When the string "Windows" is part of a line below, that line should be copied.

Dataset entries
Segment Open
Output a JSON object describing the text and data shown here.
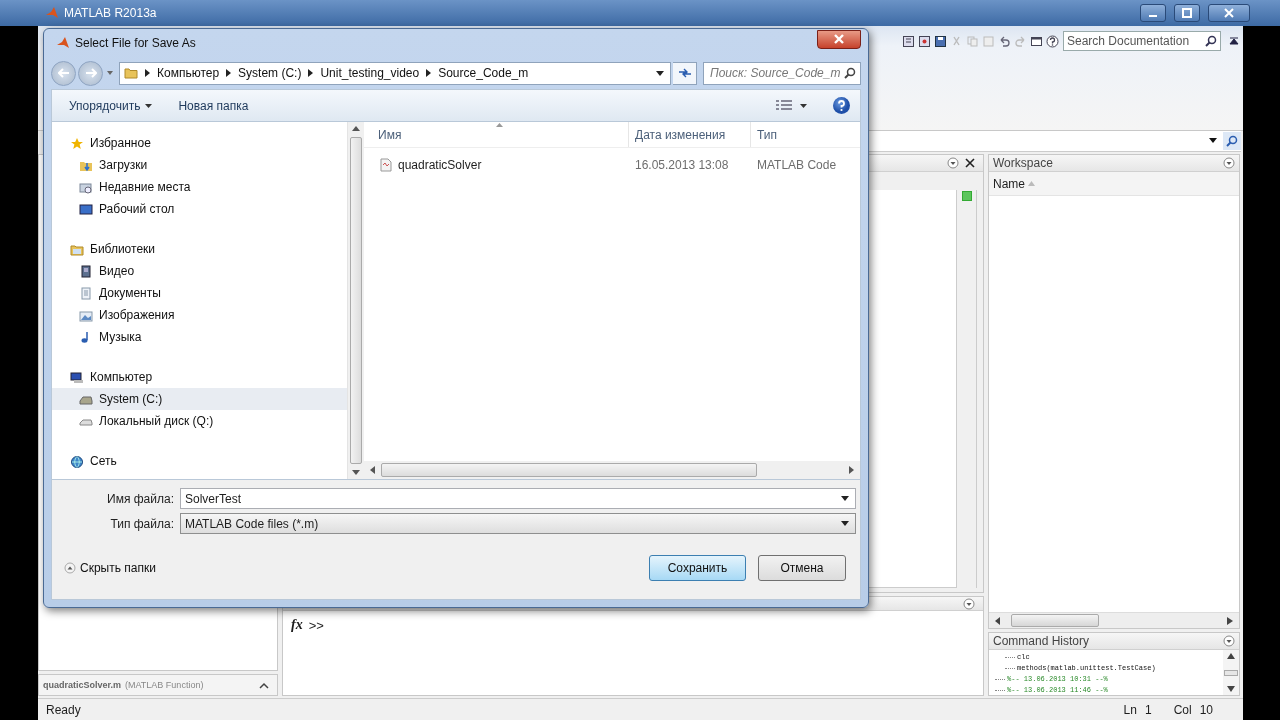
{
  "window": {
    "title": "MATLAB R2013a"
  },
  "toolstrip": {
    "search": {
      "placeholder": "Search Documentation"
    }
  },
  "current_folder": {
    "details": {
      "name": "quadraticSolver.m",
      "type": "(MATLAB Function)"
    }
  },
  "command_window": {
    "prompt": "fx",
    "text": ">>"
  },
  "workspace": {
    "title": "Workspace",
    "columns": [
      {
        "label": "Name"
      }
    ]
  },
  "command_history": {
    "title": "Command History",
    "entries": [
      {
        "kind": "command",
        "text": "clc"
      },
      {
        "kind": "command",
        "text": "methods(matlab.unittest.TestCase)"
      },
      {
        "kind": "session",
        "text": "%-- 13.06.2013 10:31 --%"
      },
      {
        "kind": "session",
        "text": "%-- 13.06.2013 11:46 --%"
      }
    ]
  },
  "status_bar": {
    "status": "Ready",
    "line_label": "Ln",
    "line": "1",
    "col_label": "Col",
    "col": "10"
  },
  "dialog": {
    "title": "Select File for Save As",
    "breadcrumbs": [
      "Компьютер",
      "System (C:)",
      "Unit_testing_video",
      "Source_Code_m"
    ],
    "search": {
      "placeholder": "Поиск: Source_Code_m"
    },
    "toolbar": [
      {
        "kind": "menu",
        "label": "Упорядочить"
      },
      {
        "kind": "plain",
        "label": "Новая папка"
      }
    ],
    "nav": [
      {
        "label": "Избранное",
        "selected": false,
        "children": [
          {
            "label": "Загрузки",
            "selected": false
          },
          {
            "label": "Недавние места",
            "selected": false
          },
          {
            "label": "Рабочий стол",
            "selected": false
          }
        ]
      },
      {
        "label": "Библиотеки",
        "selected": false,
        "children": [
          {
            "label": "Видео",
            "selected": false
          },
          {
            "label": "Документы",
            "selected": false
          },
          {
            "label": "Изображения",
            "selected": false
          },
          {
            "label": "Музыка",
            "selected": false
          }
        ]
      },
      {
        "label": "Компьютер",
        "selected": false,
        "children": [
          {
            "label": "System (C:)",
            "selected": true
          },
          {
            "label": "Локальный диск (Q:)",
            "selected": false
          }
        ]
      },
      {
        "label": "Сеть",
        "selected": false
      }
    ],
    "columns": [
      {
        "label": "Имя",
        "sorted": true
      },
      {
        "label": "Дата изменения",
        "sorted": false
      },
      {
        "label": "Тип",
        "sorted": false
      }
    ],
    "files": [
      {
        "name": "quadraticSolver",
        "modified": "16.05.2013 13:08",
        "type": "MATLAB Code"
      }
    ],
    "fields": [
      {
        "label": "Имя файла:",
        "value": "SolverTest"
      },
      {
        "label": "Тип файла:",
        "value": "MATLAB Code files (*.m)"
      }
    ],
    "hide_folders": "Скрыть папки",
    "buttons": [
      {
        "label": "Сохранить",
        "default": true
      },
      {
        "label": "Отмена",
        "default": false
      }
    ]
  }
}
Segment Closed
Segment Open
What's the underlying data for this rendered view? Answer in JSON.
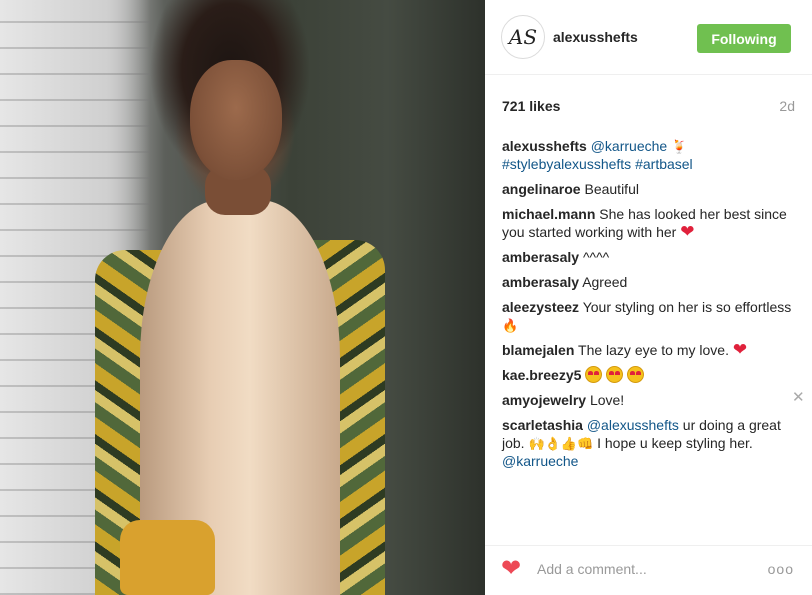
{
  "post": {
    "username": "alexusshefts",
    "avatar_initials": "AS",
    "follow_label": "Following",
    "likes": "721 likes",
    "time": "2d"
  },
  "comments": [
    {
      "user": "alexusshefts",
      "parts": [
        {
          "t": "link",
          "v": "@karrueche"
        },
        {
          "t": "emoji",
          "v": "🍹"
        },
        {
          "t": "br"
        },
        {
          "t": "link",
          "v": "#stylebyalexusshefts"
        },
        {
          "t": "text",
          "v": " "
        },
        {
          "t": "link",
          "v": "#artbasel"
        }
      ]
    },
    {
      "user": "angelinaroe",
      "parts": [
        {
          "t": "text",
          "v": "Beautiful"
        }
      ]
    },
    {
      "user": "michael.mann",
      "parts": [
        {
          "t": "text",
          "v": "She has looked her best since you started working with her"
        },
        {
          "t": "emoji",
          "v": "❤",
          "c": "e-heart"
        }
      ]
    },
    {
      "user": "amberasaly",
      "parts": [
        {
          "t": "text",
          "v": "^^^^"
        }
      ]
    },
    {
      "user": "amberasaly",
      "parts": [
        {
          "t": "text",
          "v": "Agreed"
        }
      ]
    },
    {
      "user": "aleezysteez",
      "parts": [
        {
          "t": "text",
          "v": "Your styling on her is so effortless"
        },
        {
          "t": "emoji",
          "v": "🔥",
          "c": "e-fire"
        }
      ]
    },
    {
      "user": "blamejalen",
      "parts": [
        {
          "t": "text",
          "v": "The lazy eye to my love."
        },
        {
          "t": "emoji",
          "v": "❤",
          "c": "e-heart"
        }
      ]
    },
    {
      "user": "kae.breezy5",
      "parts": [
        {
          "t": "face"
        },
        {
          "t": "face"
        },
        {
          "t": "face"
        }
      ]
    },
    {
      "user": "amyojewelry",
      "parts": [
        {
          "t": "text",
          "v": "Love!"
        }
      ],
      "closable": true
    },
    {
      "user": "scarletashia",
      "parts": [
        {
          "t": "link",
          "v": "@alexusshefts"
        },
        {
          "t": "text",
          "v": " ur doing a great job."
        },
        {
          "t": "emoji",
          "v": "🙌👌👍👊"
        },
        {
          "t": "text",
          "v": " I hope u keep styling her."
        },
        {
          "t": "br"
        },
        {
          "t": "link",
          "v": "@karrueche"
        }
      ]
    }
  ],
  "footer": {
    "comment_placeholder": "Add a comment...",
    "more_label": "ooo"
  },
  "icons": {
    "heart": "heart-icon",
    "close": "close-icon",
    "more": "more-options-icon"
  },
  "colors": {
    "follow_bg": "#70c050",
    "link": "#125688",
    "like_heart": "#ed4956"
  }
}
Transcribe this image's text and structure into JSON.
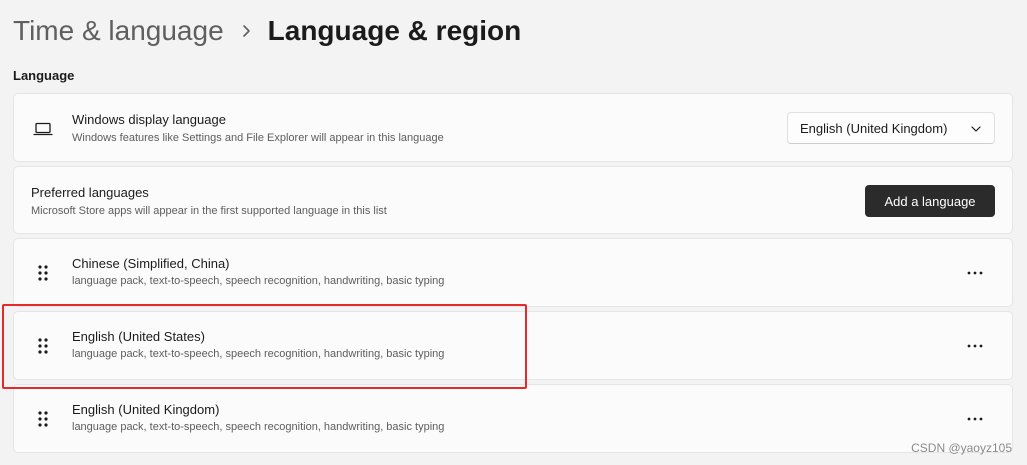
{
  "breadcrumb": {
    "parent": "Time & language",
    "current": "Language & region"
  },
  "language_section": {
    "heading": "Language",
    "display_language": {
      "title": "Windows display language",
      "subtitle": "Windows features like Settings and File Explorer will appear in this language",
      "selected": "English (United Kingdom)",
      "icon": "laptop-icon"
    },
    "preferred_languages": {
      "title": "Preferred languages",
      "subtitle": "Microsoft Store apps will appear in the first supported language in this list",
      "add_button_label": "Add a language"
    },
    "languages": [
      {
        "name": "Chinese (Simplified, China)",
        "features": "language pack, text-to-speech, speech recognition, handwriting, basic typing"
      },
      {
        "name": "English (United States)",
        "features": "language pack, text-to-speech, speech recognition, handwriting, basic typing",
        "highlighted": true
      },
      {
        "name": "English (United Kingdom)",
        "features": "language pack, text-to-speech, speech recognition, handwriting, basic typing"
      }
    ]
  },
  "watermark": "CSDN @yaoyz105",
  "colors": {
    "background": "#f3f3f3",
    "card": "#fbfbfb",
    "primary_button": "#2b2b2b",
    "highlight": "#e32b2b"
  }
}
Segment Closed
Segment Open
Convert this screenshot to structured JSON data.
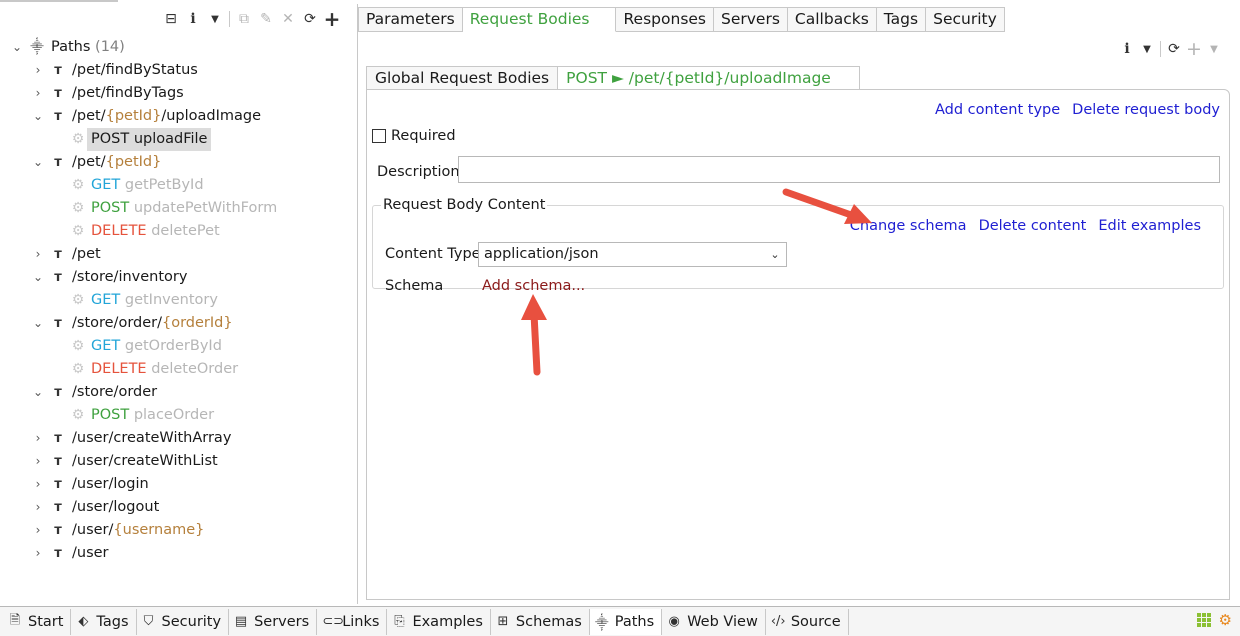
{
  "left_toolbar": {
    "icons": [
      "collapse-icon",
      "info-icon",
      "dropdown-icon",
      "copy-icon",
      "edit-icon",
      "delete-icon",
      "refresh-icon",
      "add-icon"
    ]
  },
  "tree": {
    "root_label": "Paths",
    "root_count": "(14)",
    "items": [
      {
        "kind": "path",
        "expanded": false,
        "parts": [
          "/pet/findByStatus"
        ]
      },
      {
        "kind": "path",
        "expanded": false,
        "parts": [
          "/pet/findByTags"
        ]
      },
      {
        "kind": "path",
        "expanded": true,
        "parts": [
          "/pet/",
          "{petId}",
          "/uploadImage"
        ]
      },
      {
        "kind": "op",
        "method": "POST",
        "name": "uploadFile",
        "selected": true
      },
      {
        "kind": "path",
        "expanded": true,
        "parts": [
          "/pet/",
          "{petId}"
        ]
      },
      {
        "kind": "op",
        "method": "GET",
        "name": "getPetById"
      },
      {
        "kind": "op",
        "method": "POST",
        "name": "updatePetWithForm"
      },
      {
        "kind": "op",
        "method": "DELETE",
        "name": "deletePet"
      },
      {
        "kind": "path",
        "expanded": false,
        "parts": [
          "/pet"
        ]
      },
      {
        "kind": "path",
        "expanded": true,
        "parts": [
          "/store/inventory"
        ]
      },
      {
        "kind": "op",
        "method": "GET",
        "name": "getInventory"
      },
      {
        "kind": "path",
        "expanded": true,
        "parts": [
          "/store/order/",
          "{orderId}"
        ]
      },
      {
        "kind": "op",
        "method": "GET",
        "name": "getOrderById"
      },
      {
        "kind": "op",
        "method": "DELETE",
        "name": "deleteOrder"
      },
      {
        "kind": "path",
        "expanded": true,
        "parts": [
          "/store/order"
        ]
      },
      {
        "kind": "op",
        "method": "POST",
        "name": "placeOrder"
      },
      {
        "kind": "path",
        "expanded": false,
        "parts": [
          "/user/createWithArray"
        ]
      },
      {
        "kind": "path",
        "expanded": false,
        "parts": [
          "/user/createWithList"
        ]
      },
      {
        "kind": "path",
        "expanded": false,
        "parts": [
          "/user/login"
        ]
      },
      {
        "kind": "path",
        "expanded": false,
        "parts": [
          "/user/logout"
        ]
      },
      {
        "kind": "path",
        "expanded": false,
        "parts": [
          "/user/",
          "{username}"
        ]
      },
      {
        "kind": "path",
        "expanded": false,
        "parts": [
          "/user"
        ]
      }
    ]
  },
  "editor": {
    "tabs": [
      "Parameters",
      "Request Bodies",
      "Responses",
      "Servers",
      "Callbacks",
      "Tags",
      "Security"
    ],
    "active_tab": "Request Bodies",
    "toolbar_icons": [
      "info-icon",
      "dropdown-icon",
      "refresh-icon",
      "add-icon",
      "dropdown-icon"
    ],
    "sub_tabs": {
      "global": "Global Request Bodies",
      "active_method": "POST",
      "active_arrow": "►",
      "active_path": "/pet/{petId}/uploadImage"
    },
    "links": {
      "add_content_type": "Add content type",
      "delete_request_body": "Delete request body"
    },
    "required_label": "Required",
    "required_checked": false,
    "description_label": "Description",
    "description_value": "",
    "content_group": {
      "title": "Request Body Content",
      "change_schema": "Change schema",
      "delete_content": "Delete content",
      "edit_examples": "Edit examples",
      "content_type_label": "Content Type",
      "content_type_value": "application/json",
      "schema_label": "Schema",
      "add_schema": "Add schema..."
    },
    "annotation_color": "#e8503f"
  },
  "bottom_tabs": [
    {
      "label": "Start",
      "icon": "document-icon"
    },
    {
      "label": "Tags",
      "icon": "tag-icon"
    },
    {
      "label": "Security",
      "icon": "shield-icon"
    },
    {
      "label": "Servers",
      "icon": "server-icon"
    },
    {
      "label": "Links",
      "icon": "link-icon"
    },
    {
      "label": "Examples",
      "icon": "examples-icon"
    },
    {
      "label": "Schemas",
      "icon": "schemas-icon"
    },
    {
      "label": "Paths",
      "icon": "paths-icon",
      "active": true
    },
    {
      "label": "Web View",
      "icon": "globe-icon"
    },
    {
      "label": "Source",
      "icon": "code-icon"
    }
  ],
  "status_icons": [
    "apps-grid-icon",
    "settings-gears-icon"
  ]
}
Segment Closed
Written reply:
      "title": "Windows display language",
      "subtitle": "Windows features like Settings and File Explorer will appear in this language",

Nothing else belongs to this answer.